* INPUT DATA
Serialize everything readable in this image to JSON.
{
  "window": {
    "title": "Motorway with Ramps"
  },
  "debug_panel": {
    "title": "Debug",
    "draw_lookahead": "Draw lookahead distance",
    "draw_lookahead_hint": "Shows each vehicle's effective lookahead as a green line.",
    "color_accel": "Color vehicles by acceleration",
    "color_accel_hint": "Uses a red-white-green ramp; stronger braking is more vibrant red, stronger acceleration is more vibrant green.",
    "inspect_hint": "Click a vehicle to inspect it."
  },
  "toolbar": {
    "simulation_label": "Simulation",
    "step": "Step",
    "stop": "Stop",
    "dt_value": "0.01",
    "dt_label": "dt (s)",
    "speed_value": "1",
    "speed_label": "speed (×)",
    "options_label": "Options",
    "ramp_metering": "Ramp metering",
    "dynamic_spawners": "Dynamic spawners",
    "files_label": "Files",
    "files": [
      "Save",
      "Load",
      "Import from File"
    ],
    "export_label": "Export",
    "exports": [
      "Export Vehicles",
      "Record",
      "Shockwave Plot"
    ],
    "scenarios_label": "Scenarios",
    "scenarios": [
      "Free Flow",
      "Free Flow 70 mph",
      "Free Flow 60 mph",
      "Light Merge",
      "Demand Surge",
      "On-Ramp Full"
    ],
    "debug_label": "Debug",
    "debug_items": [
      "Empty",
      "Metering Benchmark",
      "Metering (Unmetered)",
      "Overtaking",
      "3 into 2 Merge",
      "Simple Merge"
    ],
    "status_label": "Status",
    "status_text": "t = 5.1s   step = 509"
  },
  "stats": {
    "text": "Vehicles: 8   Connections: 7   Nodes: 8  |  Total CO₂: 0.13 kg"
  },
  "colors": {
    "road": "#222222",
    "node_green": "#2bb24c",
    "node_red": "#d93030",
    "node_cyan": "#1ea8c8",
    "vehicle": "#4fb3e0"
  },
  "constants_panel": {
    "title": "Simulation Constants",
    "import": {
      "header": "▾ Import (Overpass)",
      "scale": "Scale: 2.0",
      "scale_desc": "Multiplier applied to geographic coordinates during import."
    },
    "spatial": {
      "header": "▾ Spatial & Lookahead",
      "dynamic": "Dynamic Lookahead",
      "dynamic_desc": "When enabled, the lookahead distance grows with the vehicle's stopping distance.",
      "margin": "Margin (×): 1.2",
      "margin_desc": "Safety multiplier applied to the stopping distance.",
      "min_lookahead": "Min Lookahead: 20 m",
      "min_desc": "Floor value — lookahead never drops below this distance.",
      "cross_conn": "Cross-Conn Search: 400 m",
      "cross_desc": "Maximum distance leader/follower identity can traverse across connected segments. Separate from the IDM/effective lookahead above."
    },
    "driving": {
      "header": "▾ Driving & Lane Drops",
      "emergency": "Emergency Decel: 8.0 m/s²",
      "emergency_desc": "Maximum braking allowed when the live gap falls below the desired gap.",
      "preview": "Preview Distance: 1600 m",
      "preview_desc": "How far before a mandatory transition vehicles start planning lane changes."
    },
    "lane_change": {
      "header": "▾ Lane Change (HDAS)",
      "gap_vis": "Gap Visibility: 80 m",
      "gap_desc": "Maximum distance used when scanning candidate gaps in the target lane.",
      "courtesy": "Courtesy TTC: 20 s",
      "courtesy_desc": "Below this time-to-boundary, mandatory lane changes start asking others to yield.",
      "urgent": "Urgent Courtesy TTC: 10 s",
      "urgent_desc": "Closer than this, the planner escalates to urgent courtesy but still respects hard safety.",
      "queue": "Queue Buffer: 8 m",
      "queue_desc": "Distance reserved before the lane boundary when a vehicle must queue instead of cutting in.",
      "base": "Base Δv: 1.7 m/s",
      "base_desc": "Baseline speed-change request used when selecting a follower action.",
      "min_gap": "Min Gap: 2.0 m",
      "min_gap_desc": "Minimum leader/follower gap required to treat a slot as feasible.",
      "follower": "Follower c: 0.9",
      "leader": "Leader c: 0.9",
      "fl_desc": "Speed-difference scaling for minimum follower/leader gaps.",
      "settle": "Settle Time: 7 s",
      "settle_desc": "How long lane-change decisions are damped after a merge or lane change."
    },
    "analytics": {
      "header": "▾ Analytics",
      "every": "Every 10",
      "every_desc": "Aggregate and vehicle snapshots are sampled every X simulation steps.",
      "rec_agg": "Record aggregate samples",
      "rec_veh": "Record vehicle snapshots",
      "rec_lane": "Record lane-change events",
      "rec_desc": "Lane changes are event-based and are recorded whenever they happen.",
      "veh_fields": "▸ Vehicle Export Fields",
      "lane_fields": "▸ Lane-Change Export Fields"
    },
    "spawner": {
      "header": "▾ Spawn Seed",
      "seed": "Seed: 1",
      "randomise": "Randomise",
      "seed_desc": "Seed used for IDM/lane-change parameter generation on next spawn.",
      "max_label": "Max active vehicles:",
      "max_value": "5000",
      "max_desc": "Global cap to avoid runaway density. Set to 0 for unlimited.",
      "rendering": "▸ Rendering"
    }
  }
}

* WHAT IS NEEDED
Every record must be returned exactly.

* RESULT FOR THIS TASK
Serialize everything readable in this image to JSON.
{
  "window": {
    "title": "Motorway with Ramps"
  },
  "debug_panel": {
    "title": "Debug",
    "draw_lookahead": "Draw lookahead distance",
    "draw_lookahead_hint": "Shows each vehicle's effective lookahead as a green line.",
    "color_accel": "Color vehicles by acceleration",
    "color_accel_hint": "Uses a red-white-green ramp; stronger braking is more vibrant red, stronger acceleration is more vibrant green.",
    "inspect_hint": "Click a vehicle to inspect it."
  },
  "toolbar": {
    "simulation_label": "Simulation",
    "step": "Step",
    "stop": "Stop",
    "dt_value": "0.01",
    "dt_label": "dt (s)",
    "speed_value": "1",
    "speed_label": "speed (×)",
    "options_label": "Options",
    "ramp_metering": "Ramp metering",
    "dynamic_spawners": "Dynamic spawners",
    "files_label": "Files",
    "files": [
      "Save",
      "Load",
      "Import from File"
    ],
    "export_label": "Export",
    "exports": [
      "Export Vehicles",
      "Record",
      "Shockwave Plot"
    ],
    "scenarios_label": "Scenarios",
    "scenarios": [
      "Free Flow",
      "Free Flow 70 mph",
      "Free Flow 60 mph",
      "Light Merge",
      "Demand Surge",
      "On-Ramp Full"
    ],
    "debug_label": "Debug",
    "debug_items": [
      "Empty",
      "Metering Benchmark",
      "Metering (Unmetered)",
      "Overtaking",
      "3 into 2 Merge",
      "Simple Merge"
    ],
    "status_label": "Status",
    "status_text": "t = 5.1s   step = 509"
  },
  "stats": {
    "text": "Vehicles: 8   Connections: 7   Nodes: 8  |  Total CO₂: 0.13 kg"
  },
  "colors": {
    "road": "#222222",
    "node_green": "#2bb24c",
    "node_red": "#d93030",
    "node_cyan": "#1ea8c8",
    "vehicle": "#4fb3e0"
  },
  "constants_panel": {
    "title": "Simulation Constants",
    "import": {
      "header": "▾ Import (Overpass)",
      "scale": "Scale: 2.0",
      "scale_desc": "Multiplier applied to geographic coordinates during import."
    },
    "spatial": {
      "header": "▾ Spatial & Lookahead",
      "dynamic": "Dynamic Lookahead",
      "dynamic_desc": "When enabled, the lookahead distance grows with the vehicle's stopping distance.",
      "margin": "Margin (×): 1.2",
      "margin_desc": "Safety multiplier applied to the stopping distance.",
      "min_lookahead": "Min Lookahead: 20 m",
      "min_desc": "Floor value — lookahead never drops below this distance.",
      "cross_conn": "Cross-Conn Search: 400 m",
      "cross_desc": "Maximum distance leader/follower identity can traverse across connected segments. Separate from the IDM/effective lookahead above."
    },
    "driving": {
      "header": "▾ Driving & Lane Drops",
      "emergency": "Emergency Decel: 8.0 m/s²",
      "emergency_desc": "Maximum braking allowed when the live gap falls below the desired gap.",
      "preview": "Preview Distance: 1600 m",
      "preview_desc": "How far before a mandatory transition vehicles start planning lane changes."
    },
    "lane_change": {
      "header": "▾ Lane Change (HDAS)",
      "gap_vis": "Gap Visibility: 80 m",
      "gap_desc": "Maximum distance used when scanning candidate gaps in the target lane.",
      "courtesy": "Courtesy TTC: 20 s",
      "courtesy_desc": "Below this time-to-boundary, mandatory lane changes start asking others to yield.",
      "urgent": "Urgent Courtesy TTC: 10 s",
      "urgent_desc": "Closer than this, the planner escalates to urgent courtesy but still respects hard safety.",
      "queue": "Queue Buffer: 8 m",
      "queue_desc": "Distance reserved before the lane boundary when a vehicle must queue instead of cutting in.",
      "base": "Base Δv: 1.7 m/s",
      "base_desc": "Baseline speed-change request used when selecting a follower action.",
      "min_gap": "Min Gap: 2.0 m",
      "min_gap_desc": "Minimum leader/follower gap required to treat a slot as feasible.",
      "follower": "Follower c: 0.9",
      "leader": "Leader c: 0.9",
      "fl_desc": "Speed-difference scaling for minimum follower/leader gaps.",
      "settle": "Settle Time: 7 s",
      "settle_desc": "How long lane-change decisions are damped after a merge or lane change."
    },
    "analytics": {
      "header": "▾ Analytics",
      "every": "Every 10",
      "every_desc": "Aggregate and vehicle snapshots are sampled every X simulation steps.",
      "rec_agg": "Record aggregate samples",
      "rec_veh": "Record vehicle snapshots",
      "rec_lane": "Record lane-change events",
      "rec_desc": "Lane changes are event-based and are recorded whenever they happen.",
      "veh_fields": "▸ Vehicle Export Fields",
      "lane_fields": "▸ Lane-Change Export Fields"
    },
    "spawner": {
      "header": "▾ Spawn Seed",
      "seed": "Seed: 1",
      "randomise": "Randomise",
      "seed_desc": "Seed used for IDM/lane-change parameter generation on next spawn.",
      "max_label": "Max active vehicles:",
      "max_value": "5000",
      "max_desc": "Global cap to avoid runaway density. Set to 0 for unlimited.",
      "rendering": "▸ Rendering"
    }
  }
}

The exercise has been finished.